A new paper published in Nature Sustainability by Campos-Silva et al. highlights that a species-specific approach to local community-based conservation can have positive benefits to co-occurring non-target species in both aquatic and terrestrial habitats. This is a rare demonstration that species-specific approaches to conservation can have community effects (increase in richness and abundance) across taxonomic groups and ecosystems. I was asked to comment on the merits of the study by PBS NOVA: https://www.pbs.org/wgbh/nova/article/amazonian-turtle-comeback-local-conservation
My Fall 2018 Conservation Biology class recently traveled to the Birmingham Zoo to learn more about the AZA Species Survival Programs. As a bonus, everyone in the class got to pet an endangered white rhino! Great field trip!

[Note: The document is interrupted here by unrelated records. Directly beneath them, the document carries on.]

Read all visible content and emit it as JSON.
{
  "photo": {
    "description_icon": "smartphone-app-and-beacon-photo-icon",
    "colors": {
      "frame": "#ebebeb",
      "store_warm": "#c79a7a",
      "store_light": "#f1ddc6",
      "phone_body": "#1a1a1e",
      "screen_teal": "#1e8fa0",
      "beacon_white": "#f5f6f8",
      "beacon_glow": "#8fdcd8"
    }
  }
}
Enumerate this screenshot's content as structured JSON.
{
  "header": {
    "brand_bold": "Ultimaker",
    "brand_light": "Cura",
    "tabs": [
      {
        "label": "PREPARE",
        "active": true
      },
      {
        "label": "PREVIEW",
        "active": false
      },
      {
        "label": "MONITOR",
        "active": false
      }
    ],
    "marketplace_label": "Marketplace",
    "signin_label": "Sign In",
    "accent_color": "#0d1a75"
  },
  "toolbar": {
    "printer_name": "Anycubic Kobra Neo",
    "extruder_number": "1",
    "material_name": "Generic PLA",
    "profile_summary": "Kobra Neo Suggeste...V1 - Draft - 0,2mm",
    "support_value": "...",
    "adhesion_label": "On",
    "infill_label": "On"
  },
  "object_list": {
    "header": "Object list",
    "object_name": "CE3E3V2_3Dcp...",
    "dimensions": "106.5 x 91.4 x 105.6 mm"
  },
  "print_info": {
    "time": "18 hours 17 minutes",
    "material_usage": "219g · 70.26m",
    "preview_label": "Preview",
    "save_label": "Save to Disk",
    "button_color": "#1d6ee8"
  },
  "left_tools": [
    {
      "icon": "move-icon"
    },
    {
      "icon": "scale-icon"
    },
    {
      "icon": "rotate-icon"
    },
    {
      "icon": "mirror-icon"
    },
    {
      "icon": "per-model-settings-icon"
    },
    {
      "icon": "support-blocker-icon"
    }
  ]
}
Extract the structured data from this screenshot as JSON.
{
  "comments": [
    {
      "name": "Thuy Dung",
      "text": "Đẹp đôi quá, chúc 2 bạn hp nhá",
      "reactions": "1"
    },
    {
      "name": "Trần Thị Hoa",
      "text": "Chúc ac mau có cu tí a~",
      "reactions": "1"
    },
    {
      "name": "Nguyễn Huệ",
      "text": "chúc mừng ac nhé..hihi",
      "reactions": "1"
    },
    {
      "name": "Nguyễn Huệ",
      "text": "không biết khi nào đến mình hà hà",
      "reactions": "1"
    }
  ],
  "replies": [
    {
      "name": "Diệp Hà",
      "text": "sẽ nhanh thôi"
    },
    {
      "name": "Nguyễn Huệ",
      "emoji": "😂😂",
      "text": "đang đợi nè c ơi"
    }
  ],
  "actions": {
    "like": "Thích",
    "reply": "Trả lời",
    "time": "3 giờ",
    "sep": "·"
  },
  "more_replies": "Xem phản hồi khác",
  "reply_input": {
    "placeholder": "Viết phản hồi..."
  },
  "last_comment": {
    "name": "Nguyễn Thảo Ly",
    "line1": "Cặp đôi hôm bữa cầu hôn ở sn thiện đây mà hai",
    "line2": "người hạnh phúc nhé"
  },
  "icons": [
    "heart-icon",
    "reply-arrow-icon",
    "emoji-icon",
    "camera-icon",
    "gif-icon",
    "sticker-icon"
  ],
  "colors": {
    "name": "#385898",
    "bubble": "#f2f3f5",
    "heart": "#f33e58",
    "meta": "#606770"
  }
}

Congratulations to Riley Lovejoy for presenting her research at the Ecological Society of America meeting in New Orleans!
My 2017 Journal of Animal Ecology paper, "Native species dispersal reduces community invasibility by increasing species richness and biotic resistance," was one of 19 publications recently selected by the journal to be included in the special 2018 Global Change Virtual Issue compilation containing highlighted articles from the last two years! The publication is now freely available as a consequence.
Alyssa Kandow successfully presented her poster on zebra mussel effects in reservoirs at the University of Alabama Undergraduate Research and Creative Activity Conference! Great work Alyssa!